Together, the three countries constitute the biggest economic zone in the world. Businesses have developed continent-wide supply chains to produce the highest quality goods at the lowest price for domestic consumption and for export, and kept jobs in North America that would have otherwise been lost to offshore competitors, he said.
Karen Antebi, economic counselor for the Ministry of Economy of Mexico’s Trade and NAFTA Office, said a NAFTA 2.0 should strengthen the competitiveness of North America, allow more inclusive and responsible regional trade and address the 21st Century economy. But in a zero-sum trade goal, she said, “I fear the only winners will be our overseas competitors. Globalization and technology are here to stay. A strong North America is key to our ability to compete in world markets. Trade is part of the solution.”
Mexico buys one of every four U.S. apples bound for export, 8 percent of total U.S. apple production, at $230 million, she said. “Prosperous growth in Mexico means there will be more opportunities for apple exports.”
Among the changes that Nigh said could potentially benefit the apple industry are sanitary and phytosanitary rules similar to those that would have been enacted under the 12-nation Trans-Pacific Partnership—an agreement President Trump withdrew the U.S. from shortly after taking office. Others include a rapid response program for perishable products to resolve border issues more quickly, and an integration of each country’s border rules to speed crossings.
One idea being pushed by some specialty crops is raising concerns among other agricultural interests, including the apple industry. Some growers, including tomato growers in the southeastern U.S. who contend they are being harmed by Mexican imports, want changes to rules governing anti-dumping and countervailing duties to better protect them during their season.

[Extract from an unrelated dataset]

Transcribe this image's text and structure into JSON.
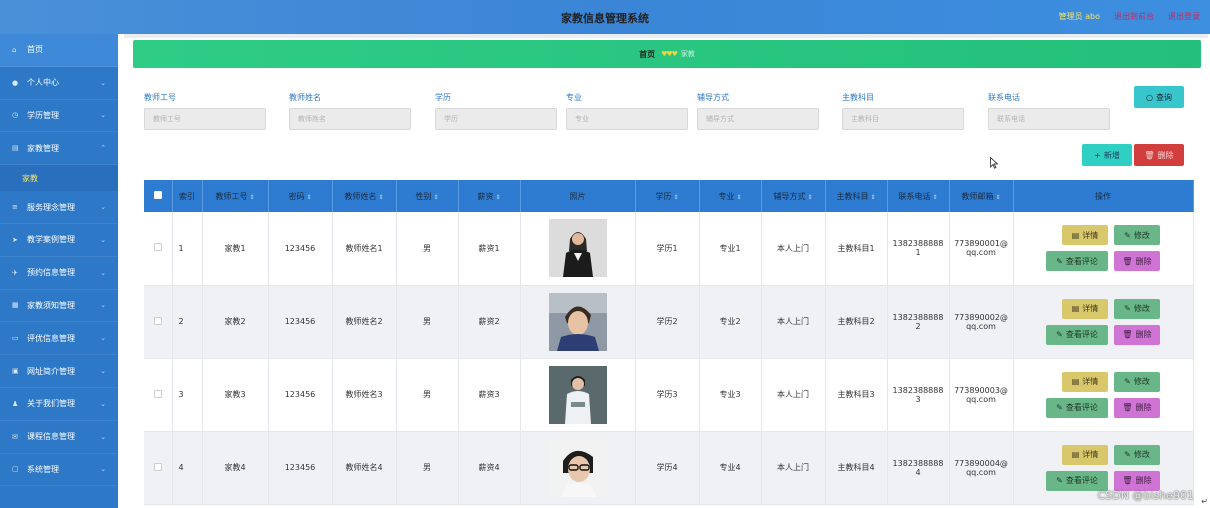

Critics argue the idea denigrates the benefits of free trade by carving out geographic exceptions, and that trading partners are likely to apply the same rules for other crops in retaliation. An example: Mexican apple growers in the state of Chihuahua, who have brought multiple dumping claims against the U.S. in the past two decades.
The growers’ association there has a new president who grows 100 percent organic apples and is more interested in seeking ways for growers there to differentiate their products, rather than to block trade altogether, said Leighton Romney of Paquime. That being said, seasonal considerations are No. 1 on their list, he said. “They want a seasonal tariff in the negotiations.”
The negotiations are happening behind closed doors, with the second and third rounds scheduled for September, and all three countries say they want an agreement by the year’s end. That’s particularly crucial for Mexico, which faces a presidential election next year.
In the meantime, are there any potential deal-breakers for President Trump?
The target is a moving one, Nigh said, but she noted that many trade agreements are negotiated under one administration and passed under another, often with very few changes.
“My hope would be that the NAFTA negotiations follow a similar pattern, that if there have to be some changes, they wouldn’t have to be dramatic for the administration to be happy with them.”